WORK TO BE COMPLETED =>
Within the entries below, find each line containing the word "name" and copy it.

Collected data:
-*-*-
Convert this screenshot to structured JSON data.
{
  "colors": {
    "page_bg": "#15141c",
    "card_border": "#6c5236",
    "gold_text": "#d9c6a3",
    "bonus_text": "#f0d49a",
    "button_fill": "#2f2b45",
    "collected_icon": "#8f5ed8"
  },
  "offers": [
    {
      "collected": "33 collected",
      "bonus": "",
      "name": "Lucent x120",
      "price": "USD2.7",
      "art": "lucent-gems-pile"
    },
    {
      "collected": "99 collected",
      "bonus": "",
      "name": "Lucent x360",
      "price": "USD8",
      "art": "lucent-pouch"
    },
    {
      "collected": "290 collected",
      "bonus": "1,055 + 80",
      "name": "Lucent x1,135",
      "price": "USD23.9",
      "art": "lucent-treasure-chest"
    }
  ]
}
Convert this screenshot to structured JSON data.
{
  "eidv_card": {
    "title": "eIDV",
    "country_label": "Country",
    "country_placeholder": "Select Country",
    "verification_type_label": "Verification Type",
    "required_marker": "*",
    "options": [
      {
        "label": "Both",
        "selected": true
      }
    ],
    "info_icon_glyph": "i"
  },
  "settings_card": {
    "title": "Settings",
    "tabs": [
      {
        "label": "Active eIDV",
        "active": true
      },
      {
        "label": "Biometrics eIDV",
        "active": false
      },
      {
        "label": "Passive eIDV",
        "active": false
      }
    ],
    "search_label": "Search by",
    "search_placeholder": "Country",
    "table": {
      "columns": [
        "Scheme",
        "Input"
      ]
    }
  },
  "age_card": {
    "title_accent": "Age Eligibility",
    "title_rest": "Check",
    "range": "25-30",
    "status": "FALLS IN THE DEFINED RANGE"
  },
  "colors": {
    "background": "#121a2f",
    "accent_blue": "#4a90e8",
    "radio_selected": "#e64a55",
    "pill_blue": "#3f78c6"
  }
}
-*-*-
ANSWER BOX =>
      "name": "Lucent x120",
      "name": "Lucent x360",
      "name": "Lucent x1,135",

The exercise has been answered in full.